  14. Omzig

    Omzig SS.org Regular

    Messages:
    430
    Likes Received:
    740
    Joined:
    May 3, 2012
    Location:
    Dudley,West Midlands
    Totally cool build, i remember seeing mr lynch sporting that bones guitar during an opening support set with lynch mod for queensryche during the UK empire tour

    btw Love those fretboard edge clamps a great idea(wish id had those earlier this week) is that rounds of cork you have as padding?
     
    Randy likes this.
  15. Randy

    Randy Full on Friendship!™ Super Moderator

    Messages:
    21,862
    Likes Received:
    7,155
    Joined:
    Apr 23, 2006
    Location:
    The Electric City, NY
    Just the wood, no padding. I think it's 3" roundstock that is used for railings, but it's softwood and my edges are sanded, so it typically doesn't leave any marks on hardwood surfaces. Cork wouldn't be a bad idea to prevent slipping though, or as an extra layer of protection; good thought. :yesway:

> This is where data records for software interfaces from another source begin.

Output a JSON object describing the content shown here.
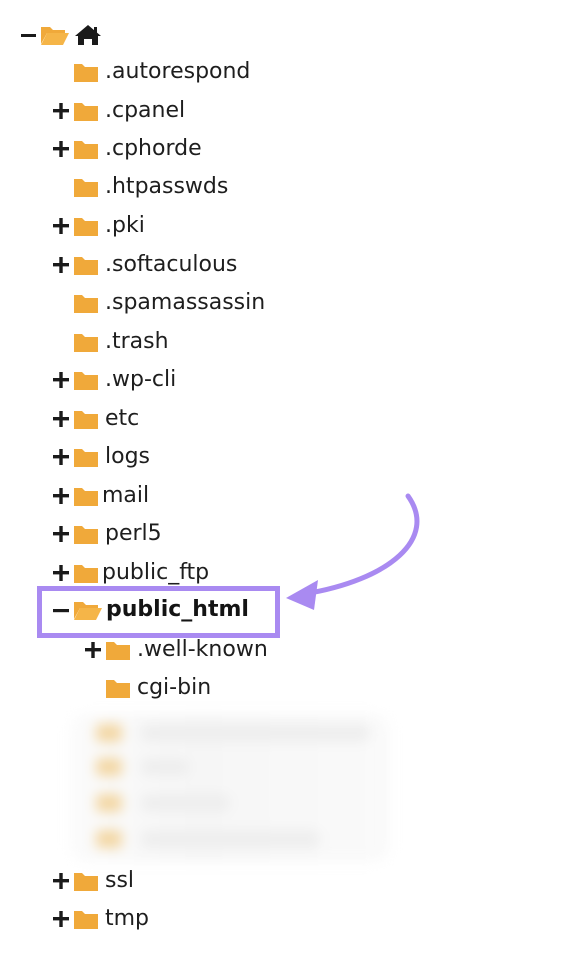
{
  "colors": {
    "folder": "#f0a93a",
    "accent_purple": "#a98af1",
    "text": "#1e1e1e"
  },
  "tree": {
    "root": {
      "toggle_icon": "minus-icon",
      "folder_icon": "folder-open-icon",
      "home_icon": "home-icon"
    },
    "items": [
      {
        "label": ".autorespond",
        "toggle": "none",
        "folder": "folder-icon"
      },
      {
        "label": ".cpanel",
        "toggle": "plus-icon",
        "folder": "folder-icon"
      },
      {
        "label": ".cphorde",
        "toggle": "plus-icon",
        "folder": "folder-icon"
      },
      {
        "label": ".htpasswds",
        "toggle": "none",
        "folder": "folder-icon"
      },
      {
        "label": ".pki",
        "toggle": "plus-icon",
        "folder": "folder-icon"
      },
      {
        "label": ".softaculous",
        "toggle": "plus-icon",
        "folder": "folder-icon"
      },
      {
        "label": ".spamassassin",
        "toggle": "none",
        "folder": "folder-icon"
      },
      {
        "label": ".trash",
        "toggle": "none",
        "folder": "folder-icon"
      },
      {
        "label": ".wp-cli",
        "toggle": "plus-icon",
        "folder": "folder-icon"
      },
      {
        "label": "etc",
        "toggle": "plus-icon",
        "folder": "folder-icon"
      },
      {
        "label": "logs",
        "toggle": "plus-icon",
        "folder": "folder-icon"
      },
      {
        "label": "mail",
        "toggle": "plus-icon",
        "folder": "folder-icon"
      },
      {
        "label": "perl5",
        "toggle": "plus-icon",
        "folder": "folder-icon"
      },
      {
        "label": "public_ftp",
        "toggle": "plus-icon",
        "folder": "folder-icon"
      },
      {
        "label": "public_html",
        "toggle": "minus-icon",
        "folder": "folder-open-icon",
        "selected": true
      },
      {
        "label": ".well-known",
        "toggle": "plus-icon",
        "folder": "folder-icon"
      },
      {
        "label": "cgi-bin",
        "toggle": "none",
        "folder": "folder-icon"
      },
      {
        "label": "ssl",
        "toggle": "plus-icon",
        "folder": "folder-icon"
      },
      {
        "label": "tmp",
        "toggle": "plus-icon",
        "folder": "folder-icon"
      }
    ]
  },
  "annotation": {
    "highlight": "public_html",
    "arrow_icon": "curved-arrow-icon",
    "blurred_region": "redacted-folder-list"
  }
}
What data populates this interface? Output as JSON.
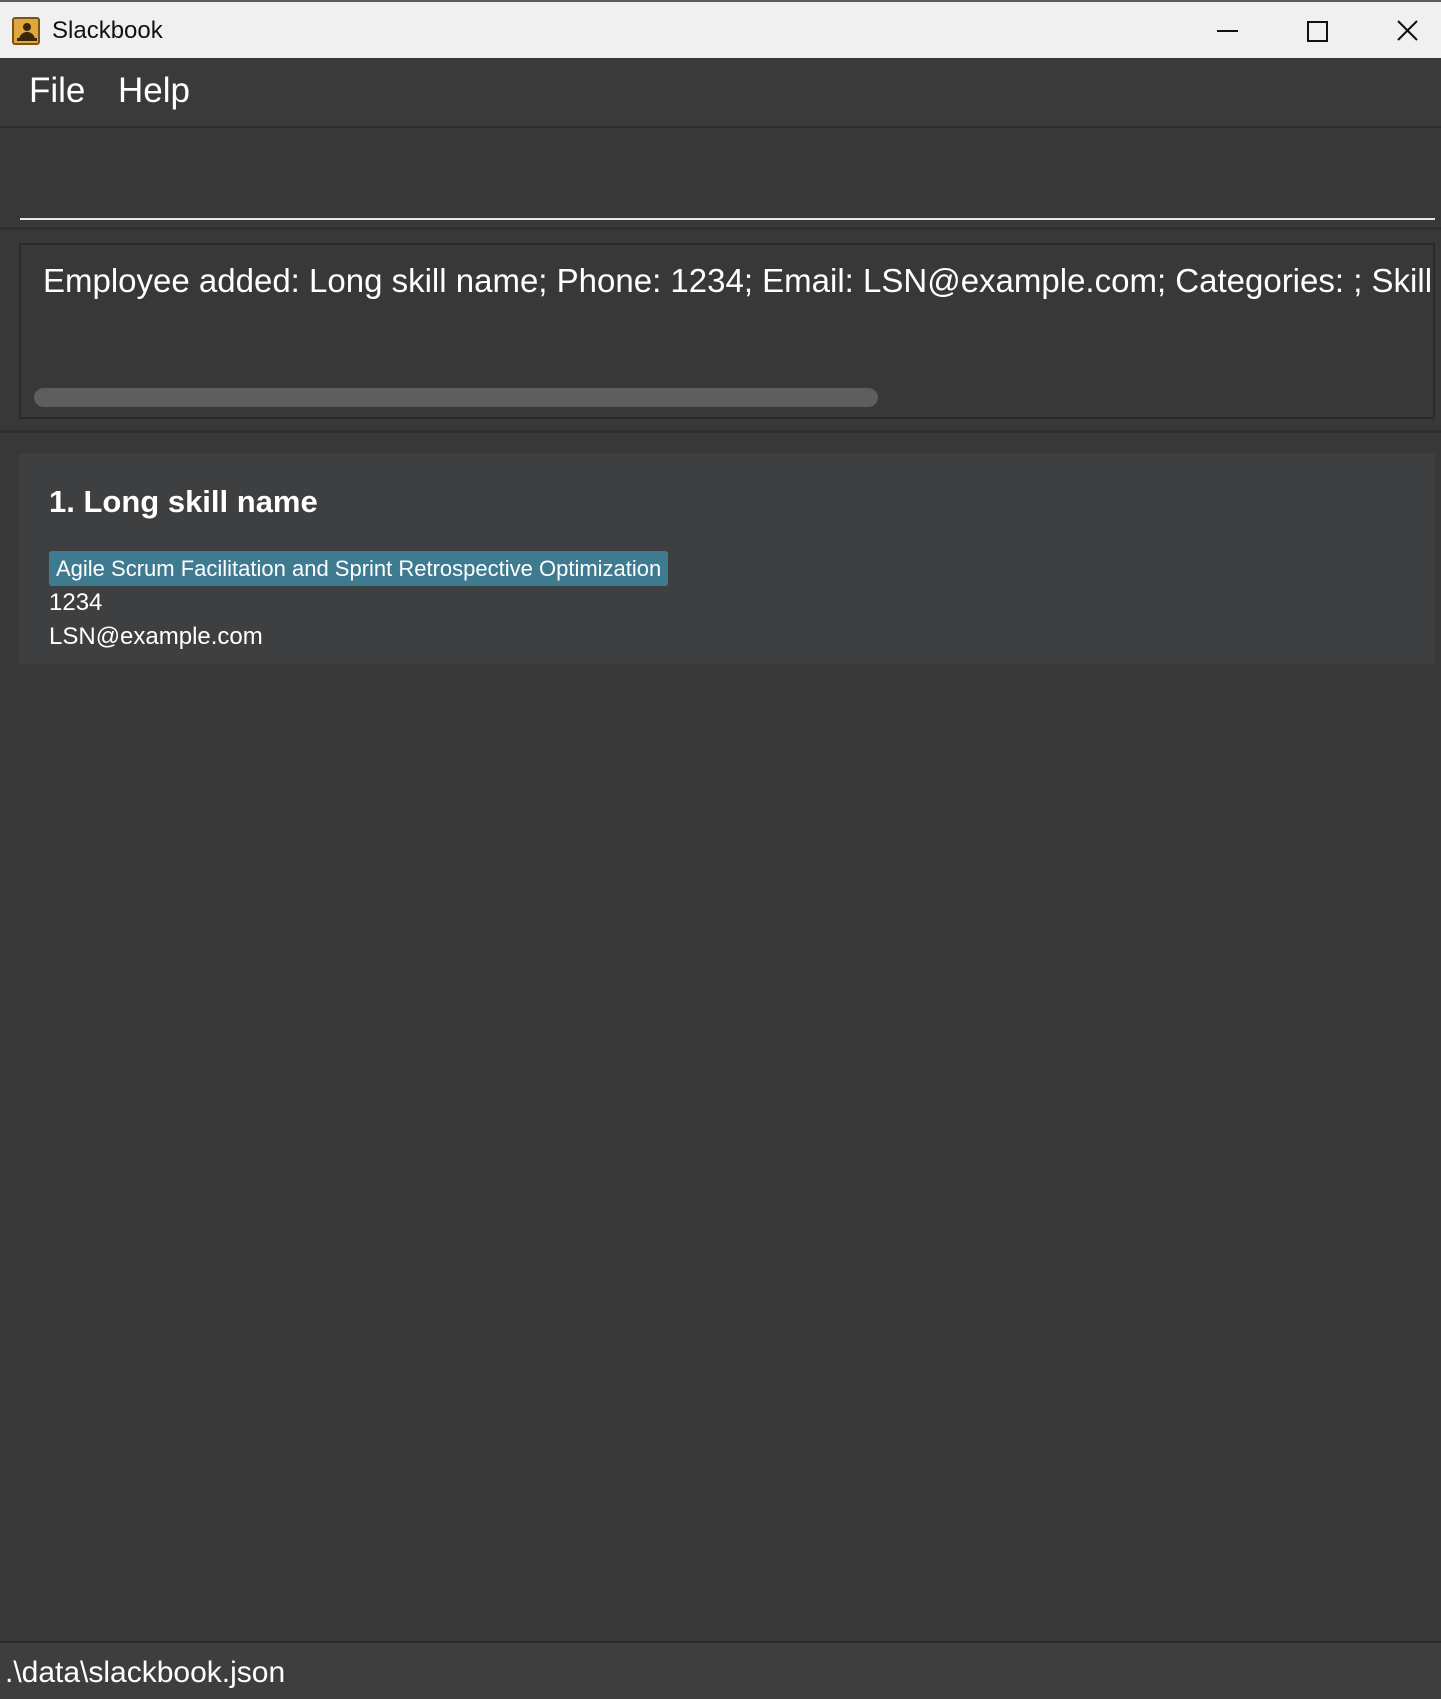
{
  "window": {
    "title": "Slackbook",
    "icon": "address-book-icon"
  },
  "menu": {
    "items": [
      {
        "label": "File"
      },
      {
        "label": "Help"
      }
    ]
  },
  "command": {
    "value": "",
    "placeholder": ""
  },
  "result": {
    "message": "Employee added: Long skill name; Phone: 1234; Email: LSN@example.com; Categories: ; Skills: Agile Scrum Facilitation and Sprint Retrospective Optimization"
  },
  "persons": [
    {
      "index_name": "1. Long skill name",
      "skills": [
        "Agile Scrum Facilitation and Sprint Retrospective Optimization"
      ],
      "phone": "1234",
      "email": "LSN@example.com"
    }
  ],
  "status": {
    "path": ".\\data\\slackbook.json"
  },
  "colors": {
    "background": "#383838",
    "card": "#3d3f41",
    "skill_tag": "#3e7b91",
    "titlebar": "#f0f0f0"
  }
}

    99% of the time I'm using these around the edges on a guitar top, which is nice because it's got square faces to sit against top and bottom. On things like fretboards with a rounded back and radiused top, it does take some trial and error. A softer surface to back them would help slip, another thing I was considering are maybe metal bridges top and bottom to basically bind the clamps together on opposite sides to help hold them in place.
     
  16. tedtan

    tedtan SS.org Regular

    Messages:
    4,571
    Likes Received:
    1,082
    Joined:
    Dec 2, 2009
    Location:
    Never Neverland
    Cool project, and it's turning out much better than I would have thought given all the work on the skull and bones. Good job, man.

    What are you using for the min bolt cutters you mentioned in the fretting section?
     
    Randy likes this.
  17. Randy

    Randy Full on Friendship!™ Super Moderator

    Messages:
    21,862
    Likes Received:
    7,155
    Joined:
    Apr 23, 2006
    Location:
    The Electric City, NY
    I got them from Lowe's, I forget what they're marketed as, maybe nail head/screw cutter? But they're Kobalt brand. I'll get a pic next I'm down in the shop but they're ~10" long and weren't very expensive (sub $20?).

    Actually a side note on these, I was cutting my fretwire too short when I started using them, and the angle of the cut was twisting the fret tang, so I'd have to go back with a pair of pliers and straight them.

    This time, I cut them longer so that the twisted fret tang was past the edge of the fretboard, then when I went to trim them flush, I cut them so that the tang is down on the 'V' of the cutters, which centered the pressure and keeps the tang from getting bent. Way less work.
     
    tedtan likes this.

Share This Page

  1. This site uses cookies to help personalise content, tailor your experience and to keep you logged in if you register.
    By continuing to use this site, you are consenting to our use of cookies.